**YOUR GOAL:**
Only the lines with the string "this" are needed; return each of them from the entries below.
::::::::::
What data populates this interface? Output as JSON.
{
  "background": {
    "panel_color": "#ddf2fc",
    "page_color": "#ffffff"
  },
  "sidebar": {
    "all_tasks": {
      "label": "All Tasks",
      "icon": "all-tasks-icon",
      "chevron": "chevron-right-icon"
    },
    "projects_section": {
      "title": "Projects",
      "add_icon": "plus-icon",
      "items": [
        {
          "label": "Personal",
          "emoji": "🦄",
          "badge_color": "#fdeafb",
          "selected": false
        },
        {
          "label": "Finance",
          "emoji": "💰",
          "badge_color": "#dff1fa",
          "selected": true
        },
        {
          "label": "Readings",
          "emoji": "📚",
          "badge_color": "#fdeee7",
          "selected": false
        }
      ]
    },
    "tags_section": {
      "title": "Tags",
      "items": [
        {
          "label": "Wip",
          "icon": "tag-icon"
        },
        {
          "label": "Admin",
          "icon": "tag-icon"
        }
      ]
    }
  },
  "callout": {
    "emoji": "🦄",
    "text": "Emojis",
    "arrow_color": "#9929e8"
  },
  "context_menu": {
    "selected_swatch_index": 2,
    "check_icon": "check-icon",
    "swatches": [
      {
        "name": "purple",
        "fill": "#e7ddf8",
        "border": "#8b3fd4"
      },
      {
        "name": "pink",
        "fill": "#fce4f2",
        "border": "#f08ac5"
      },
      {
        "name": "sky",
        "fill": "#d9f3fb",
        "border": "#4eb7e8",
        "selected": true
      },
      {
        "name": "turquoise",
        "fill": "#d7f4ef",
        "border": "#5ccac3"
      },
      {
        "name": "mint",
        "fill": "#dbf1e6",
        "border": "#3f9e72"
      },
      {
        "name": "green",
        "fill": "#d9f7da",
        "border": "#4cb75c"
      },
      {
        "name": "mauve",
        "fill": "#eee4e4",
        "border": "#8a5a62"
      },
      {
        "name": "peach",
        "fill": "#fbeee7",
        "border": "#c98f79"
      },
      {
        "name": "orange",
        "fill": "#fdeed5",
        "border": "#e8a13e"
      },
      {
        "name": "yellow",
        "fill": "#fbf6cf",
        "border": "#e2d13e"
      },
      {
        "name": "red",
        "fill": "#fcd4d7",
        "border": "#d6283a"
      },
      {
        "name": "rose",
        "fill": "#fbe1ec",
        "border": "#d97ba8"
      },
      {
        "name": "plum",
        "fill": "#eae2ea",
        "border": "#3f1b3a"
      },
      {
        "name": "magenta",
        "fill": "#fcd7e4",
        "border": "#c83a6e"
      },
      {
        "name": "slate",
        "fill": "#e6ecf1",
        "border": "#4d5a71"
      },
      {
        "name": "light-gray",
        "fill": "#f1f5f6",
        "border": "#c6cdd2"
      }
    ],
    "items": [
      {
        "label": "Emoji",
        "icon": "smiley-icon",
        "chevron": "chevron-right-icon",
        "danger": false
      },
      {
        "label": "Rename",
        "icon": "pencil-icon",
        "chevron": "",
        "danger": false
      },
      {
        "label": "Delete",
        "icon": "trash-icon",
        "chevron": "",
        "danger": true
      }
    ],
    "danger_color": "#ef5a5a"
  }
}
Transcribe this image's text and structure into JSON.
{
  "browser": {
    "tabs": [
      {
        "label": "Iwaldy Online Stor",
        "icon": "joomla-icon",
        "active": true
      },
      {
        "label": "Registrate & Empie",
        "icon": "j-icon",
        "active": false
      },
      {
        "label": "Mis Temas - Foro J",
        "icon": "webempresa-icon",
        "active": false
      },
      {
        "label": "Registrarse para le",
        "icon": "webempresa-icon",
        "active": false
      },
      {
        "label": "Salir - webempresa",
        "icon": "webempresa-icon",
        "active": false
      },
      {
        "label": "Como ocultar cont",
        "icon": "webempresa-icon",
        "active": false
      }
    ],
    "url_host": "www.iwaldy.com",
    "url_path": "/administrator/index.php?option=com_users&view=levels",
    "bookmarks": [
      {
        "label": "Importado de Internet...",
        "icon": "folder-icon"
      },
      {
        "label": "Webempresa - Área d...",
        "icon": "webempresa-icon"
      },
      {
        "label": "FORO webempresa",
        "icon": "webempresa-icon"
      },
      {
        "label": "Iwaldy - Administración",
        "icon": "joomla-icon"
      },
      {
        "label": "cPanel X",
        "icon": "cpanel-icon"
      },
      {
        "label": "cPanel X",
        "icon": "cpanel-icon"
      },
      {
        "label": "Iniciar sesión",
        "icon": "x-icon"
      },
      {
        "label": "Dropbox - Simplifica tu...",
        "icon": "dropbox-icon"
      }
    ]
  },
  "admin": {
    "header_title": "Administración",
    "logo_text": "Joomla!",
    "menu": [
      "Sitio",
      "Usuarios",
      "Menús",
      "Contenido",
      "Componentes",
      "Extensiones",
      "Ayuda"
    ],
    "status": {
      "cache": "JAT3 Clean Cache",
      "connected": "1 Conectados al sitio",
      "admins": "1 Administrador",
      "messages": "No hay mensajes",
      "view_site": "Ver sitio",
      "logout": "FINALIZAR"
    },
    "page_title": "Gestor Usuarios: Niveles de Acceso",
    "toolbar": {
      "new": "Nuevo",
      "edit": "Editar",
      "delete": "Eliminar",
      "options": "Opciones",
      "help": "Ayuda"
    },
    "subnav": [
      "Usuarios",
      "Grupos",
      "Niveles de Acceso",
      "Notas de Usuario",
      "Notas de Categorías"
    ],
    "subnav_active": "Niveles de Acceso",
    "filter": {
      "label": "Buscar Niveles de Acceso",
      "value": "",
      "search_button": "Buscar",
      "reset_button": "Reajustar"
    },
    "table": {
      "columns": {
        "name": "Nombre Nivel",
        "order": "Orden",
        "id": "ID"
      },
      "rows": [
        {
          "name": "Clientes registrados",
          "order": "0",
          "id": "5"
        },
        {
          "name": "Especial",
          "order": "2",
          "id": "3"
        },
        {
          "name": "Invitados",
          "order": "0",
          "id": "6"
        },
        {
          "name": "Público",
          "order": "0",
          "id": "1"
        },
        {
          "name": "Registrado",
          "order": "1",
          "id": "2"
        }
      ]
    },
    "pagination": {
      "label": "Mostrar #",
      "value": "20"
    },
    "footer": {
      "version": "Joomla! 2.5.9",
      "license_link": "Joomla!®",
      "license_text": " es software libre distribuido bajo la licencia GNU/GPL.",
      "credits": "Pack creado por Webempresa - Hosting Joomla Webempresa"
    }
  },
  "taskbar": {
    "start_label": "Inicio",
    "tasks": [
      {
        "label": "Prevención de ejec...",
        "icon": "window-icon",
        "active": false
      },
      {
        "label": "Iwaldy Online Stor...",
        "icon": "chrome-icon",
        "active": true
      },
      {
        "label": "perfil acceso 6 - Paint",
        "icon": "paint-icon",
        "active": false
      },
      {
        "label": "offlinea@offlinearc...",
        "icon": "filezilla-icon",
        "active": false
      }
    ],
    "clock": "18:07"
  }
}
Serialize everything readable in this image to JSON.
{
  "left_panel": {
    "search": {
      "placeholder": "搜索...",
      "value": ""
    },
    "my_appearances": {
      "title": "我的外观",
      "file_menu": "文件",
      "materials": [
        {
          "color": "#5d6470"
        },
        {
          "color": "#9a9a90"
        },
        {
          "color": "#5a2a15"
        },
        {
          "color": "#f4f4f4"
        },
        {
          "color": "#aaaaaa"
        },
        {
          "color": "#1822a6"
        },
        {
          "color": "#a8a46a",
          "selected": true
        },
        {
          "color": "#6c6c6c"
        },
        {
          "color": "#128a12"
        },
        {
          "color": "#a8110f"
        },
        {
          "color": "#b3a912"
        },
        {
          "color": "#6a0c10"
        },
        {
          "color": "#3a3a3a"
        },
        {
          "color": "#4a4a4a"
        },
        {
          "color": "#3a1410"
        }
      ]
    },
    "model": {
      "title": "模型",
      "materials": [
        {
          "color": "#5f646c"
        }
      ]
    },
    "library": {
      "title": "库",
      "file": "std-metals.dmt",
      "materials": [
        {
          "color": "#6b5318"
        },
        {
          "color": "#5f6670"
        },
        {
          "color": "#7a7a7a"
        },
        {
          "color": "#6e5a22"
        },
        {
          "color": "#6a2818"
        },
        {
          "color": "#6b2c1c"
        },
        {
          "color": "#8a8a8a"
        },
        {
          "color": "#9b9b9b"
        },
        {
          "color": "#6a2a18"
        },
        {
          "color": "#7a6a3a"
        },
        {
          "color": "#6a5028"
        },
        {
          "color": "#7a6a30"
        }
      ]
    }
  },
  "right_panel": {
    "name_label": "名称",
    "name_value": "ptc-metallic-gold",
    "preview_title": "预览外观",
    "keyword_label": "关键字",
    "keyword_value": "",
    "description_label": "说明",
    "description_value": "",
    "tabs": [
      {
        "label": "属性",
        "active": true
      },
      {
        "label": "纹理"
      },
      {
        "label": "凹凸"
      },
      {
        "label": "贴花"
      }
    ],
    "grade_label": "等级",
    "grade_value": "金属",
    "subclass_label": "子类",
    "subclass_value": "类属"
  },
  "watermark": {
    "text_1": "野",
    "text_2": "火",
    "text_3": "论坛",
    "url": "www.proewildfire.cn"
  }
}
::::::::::
**PROBLEM SOLUTION:**
What data populates this interface? Output as JSON.
Transcribe this image's text and structure into JSON.
Serialize everything readable in this image to JSON.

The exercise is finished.